## [Task requirements]
Report all lines of the data below that hold the word "this".
○ ○ ○
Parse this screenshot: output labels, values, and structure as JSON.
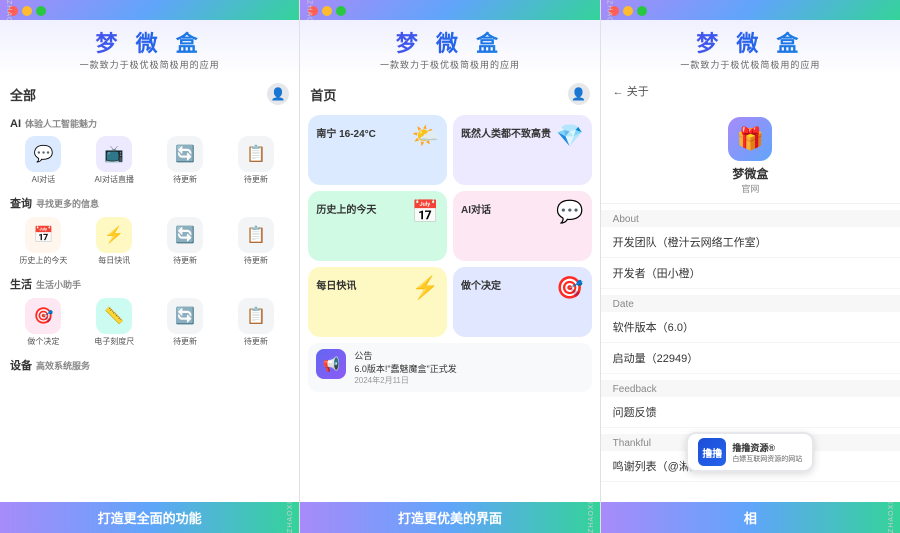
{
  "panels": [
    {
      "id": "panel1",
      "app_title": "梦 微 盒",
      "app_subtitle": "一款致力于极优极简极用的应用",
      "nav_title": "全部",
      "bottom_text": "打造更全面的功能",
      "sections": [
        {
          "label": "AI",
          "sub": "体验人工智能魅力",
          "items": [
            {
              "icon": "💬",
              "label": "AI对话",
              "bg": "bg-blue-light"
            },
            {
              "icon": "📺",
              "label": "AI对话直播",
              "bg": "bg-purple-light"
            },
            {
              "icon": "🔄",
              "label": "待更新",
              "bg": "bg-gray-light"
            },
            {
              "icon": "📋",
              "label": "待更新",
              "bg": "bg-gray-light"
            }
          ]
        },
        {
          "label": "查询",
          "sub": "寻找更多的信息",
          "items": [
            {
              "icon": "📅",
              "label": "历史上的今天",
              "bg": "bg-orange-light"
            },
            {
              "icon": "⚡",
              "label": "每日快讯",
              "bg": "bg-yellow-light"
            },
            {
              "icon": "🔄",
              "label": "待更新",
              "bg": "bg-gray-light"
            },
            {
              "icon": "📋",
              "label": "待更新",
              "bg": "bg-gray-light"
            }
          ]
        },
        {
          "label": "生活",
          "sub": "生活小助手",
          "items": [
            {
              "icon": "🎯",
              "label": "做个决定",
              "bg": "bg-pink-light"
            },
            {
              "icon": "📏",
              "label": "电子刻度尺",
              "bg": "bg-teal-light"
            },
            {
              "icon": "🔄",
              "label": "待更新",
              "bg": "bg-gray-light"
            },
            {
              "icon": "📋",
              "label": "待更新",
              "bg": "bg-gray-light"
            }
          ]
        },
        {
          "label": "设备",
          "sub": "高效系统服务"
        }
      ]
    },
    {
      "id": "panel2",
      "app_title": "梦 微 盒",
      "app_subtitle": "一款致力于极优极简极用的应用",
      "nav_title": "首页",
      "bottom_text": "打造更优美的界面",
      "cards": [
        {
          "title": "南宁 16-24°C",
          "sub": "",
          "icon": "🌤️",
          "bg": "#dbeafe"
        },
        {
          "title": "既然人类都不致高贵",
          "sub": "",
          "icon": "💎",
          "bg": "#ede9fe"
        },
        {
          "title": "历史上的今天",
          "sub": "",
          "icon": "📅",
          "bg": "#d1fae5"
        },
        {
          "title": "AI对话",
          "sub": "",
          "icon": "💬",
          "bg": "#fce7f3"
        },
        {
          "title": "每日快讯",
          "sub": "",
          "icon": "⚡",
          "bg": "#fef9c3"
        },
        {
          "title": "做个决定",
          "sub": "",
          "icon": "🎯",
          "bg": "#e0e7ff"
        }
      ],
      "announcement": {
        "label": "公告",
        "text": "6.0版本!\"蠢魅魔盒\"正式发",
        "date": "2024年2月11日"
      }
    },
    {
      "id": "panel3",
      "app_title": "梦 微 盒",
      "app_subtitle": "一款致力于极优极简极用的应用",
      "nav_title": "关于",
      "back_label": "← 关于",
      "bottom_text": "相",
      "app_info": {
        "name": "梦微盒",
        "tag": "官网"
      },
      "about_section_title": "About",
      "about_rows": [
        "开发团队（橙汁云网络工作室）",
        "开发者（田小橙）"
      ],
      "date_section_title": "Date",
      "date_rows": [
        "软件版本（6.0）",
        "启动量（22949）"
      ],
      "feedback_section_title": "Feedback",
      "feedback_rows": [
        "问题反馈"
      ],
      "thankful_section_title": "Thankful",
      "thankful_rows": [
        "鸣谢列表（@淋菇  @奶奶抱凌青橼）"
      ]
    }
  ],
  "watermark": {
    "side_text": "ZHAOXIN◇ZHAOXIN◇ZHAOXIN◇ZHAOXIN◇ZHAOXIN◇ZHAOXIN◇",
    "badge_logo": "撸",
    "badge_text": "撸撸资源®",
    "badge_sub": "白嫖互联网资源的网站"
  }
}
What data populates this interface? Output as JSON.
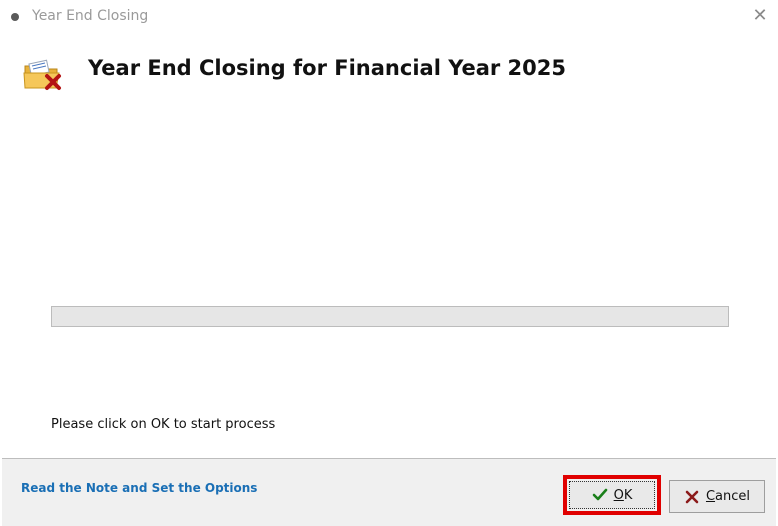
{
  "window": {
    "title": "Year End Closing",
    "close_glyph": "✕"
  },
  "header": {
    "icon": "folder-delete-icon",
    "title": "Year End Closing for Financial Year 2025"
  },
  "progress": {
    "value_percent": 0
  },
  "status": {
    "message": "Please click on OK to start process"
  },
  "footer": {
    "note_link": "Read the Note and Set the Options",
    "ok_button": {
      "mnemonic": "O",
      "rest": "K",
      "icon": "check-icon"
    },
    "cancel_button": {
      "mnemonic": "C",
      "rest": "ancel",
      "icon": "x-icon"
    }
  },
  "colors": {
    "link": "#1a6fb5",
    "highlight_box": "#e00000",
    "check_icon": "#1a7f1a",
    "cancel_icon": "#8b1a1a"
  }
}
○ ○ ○
## [Solved problem]
Parse this screenshot: output labels, values, and structure as JSON.
What data populates this interface? Output as JSON.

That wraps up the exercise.